• Work instruction:
Whenever the word "icon" turns up in a line below, that line should be copied.

Page and application data records:
[Start of Attachment]

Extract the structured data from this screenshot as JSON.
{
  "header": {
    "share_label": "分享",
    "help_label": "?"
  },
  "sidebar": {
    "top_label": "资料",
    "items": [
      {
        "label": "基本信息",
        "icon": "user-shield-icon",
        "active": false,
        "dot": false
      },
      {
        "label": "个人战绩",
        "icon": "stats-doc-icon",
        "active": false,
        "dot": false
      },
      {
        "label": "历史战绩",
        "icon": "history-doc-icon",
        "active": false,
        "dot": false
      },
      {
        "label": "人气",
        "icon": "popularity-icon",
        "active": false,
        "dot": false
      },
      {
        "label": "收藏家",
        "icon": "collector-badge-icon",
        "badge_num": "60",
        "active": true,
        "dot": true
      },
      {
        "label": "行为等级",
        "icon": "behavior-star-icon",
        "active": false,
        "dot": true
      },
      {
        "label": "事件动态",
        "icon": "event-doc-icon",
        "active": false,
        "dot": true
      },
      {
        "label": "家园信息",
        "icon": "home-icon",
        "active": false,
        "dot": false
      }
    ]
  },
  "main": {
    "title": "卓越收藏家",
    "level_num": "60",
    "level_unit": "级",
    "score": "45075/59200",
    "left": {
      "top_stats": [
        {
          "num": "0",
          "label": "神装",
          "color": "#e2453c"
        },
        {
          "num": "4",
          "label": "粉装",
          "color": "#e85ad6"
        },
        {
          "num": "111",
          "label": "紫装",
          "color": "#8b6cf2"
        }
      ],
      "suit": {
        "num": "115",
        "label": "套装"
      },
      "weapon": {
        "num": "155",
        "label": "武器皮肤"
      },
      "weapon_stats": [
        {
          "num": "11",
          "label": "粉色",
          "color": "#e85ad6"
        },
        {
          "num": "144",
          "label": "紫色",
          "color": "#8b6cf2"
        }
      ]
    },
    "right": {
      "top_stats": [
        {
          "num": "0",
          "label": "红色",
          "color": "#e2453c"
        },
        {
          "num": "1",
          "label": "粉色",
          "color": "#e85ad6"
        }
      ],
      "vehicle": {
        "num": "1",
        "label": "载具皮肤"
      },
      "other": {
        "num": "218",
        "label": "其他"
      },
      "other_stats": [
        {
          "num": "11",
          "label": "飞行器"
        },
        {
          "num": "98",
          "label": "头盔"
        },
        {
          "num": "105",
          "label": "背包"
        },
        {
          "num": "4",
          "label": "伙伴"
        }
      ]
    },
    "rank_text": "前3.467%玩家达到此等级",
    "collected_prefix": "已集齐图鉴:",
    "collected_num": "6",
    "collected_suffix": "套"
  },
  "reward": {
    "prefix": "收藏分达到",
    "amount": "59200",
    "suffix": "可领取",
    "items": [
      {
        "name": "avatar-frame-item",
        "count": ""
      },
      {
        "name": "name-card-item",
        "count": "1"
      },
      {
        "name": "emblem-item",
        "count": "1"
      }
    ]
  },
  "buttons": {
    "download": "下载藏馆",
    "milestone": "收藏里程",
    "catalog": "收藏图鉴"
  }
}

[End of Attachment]

• Result of this task:
        "icon": "user-shield-icon",
        "icon": "stats-doc-icon",
        "icon": "history-doc-icon",
        "icon": "popularity-icon",
        "icon": "collector-badge-icon",
        "icon": "behavior-star-icon",
        "icon": "event-doc-icon",
        "icon": "home-icon",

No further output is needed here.